Since the snow is gone (yeah!), I began indigo dyeing. It was finally warm enough during the May long weekend to set up an indigo vat. I happily spent much of the weekend dipping: two tablecloths, a dozen or more napkins, cotton/rayon scarves, linen handkerchiefs, and quilting cotton. Not ready to throw out the indigo vat, I stored it under our deck.
A couple of weeks went by before I could get back to dyeing. I pulled out the indigo vat on Sunday to see if it was still viable. I tested a piece of pfd cotton and was surprised to find the indigo vat still had some life left! So I set up a makeshift indigo studio in the laneway.
I experimented with some small pieces of wool suiting, pfd cotton, linen/rayon crinkle scarves, cotton voile and double gauze cotton. The last two are new scarves that I am excited to be adding to my shop.
This pfd cotton has been dipped a few times and the colour is deeper than I was expecting.
One of the wool suitings scrunched and dipped. I didn’t expect the indigo vat to be viable so I didn’t have my drying rack set up. Instead, I used the bushes in our laneway.
Another wool suiting rolled and tied.
My neighbour showed up with this rack that she was going to throw out. It is perfect to use for hanging up the indigo dyed pieces. It just needs a little duct tape and will be a good addition to my dyeing supplies.
Here are a few of the pieces I’ve dyed during the second round of indigo dyeing drying on my new rack!
On Sunday, I left a piece of pfd cotton and a nui shibori scarf in the indigo vat overnight. On Monday, I pulled out the scrunched up pfd cotton and was happy to see a rich blue colour.
I recently read about an experiment where the dyer left pieces of fabric in an indigo vat overnight and compared those pieces to fabric that had been repeatedly dipped in the indigo. There was no difference in the depth of colour between the two, suggesting that repeated dips in indigo are not needed to dye a fabric, just a longer time in the vat.

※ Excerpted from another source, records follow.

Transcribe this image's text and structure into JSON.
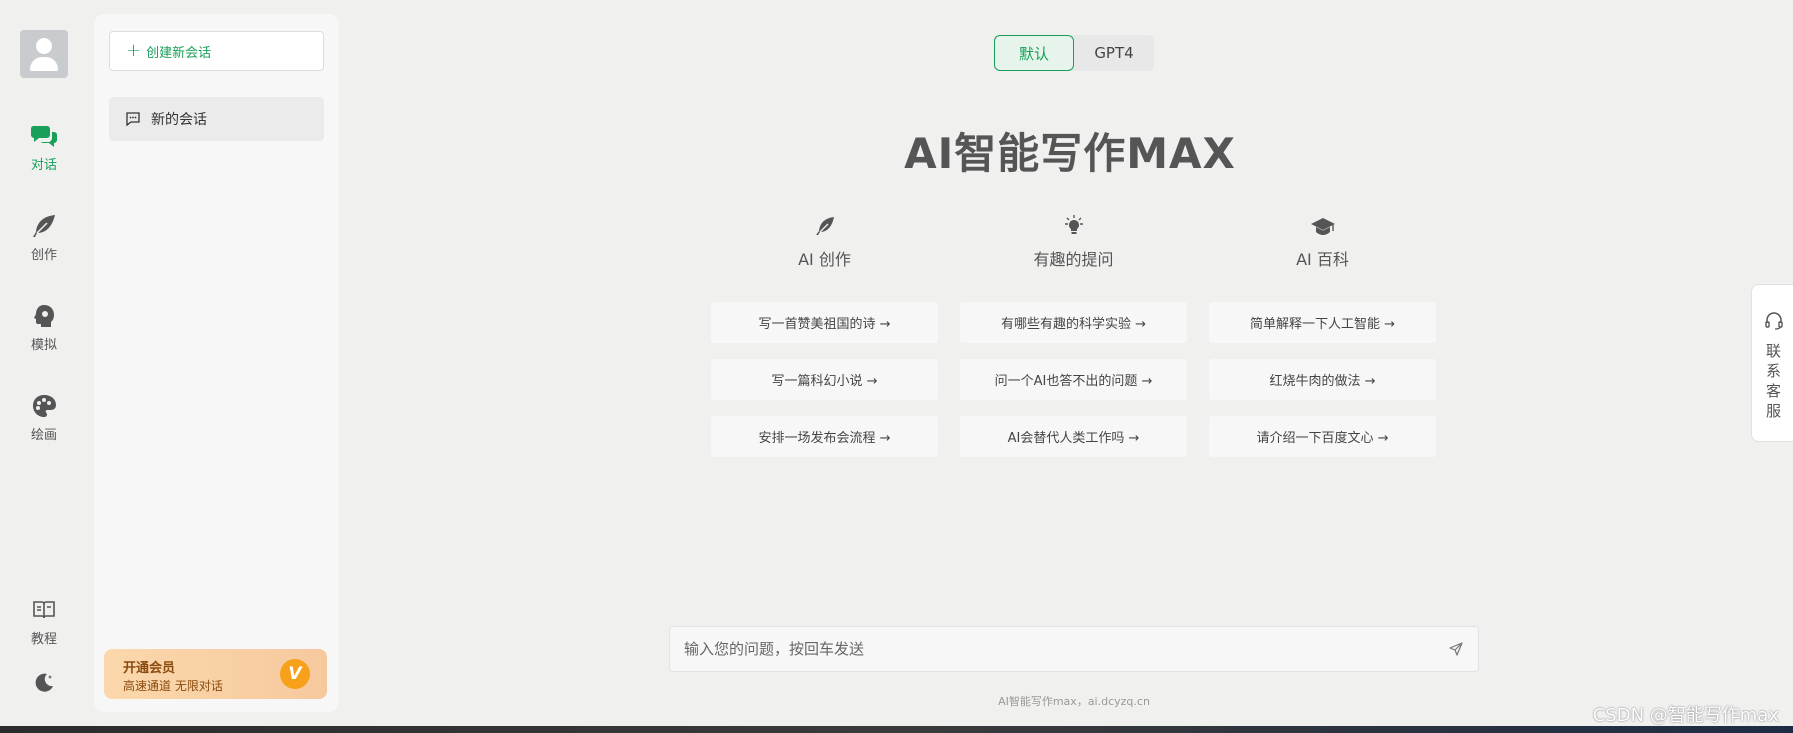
{
  "nav": {
    "items": [
      {
        "label": "对话",
        "icon": "chat-bubbles-icon",
        "active": true
      },
      {
        "label": "创作",
        "icon": "feather-icon"
      },
      {
        "label": "模拟",
        "icon": "head-profile-icon"
      },
      {
        "label": "绘画",
        "icon": "palette-icon"
      },
      {
        "label": "教程",
        "icon": "open-book-icon"
      }
    ],
    "theme_icon": "moon-icon"
  },
  "sidebar": {
    "new_chat_label": "创建新会话",
    "conversations": [
      "新的会话"
    ],
    "member": {
      "title": "开通会员",
      "subtitle": "高速通道 无限对话",
      "badge": "V"
    }
  },
  "model_switch": {
    "options": [
      "默认",
      "GPT4"
    ],
    "selected": "默认"
  },
  "main": {
    "title": "AI智能写作MAX",
    "columns": [
      {
        "heading": "AI 创作",
        "icon": "feather-icon",
        "prompts": [
          "写一首赞美祖国的诗 →",
          "写一篇科幻小说 →",
          "安排一场发布会流程 →"
        ]
      },
      {
        "heading": "有趣的提问",
        "icon": "lightbulb-icon",
        "prompts": [
          "有哪些有趣的科学实验 →",
          "问一个AI也答不出的问题 →",
          "AI会替代人类工作吗 →"
        ]
      },
      {
        "heading": "AI 百科",
        "icon": "graduation-cap-icon",
        "prompts": [
          "简单解释一下人工智能 →",
          "红烧牛肉的做法 →",
          "请介绍一下百度文心 →"
        ]
      }
    ]
  },
  "input": {
    "placeholder": "输入您的问题，按回车发送",
    "value": ""
  },
  "footer": "AI智能写作max，ai.dcyzq.cn",
  "support": {
    "label": "联系客服"
  },
  "watermark": "CSDN @智能写作max",
  "colors": {
    "accent": "#18a058",
    "background": "#f0f0ef",
    "member_gradient": "#fbd8ac"
  }
}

I haven’t washed these out yet, so I know that the colour will be lighter. I am happy to have had more time experimenting with this fascinating process.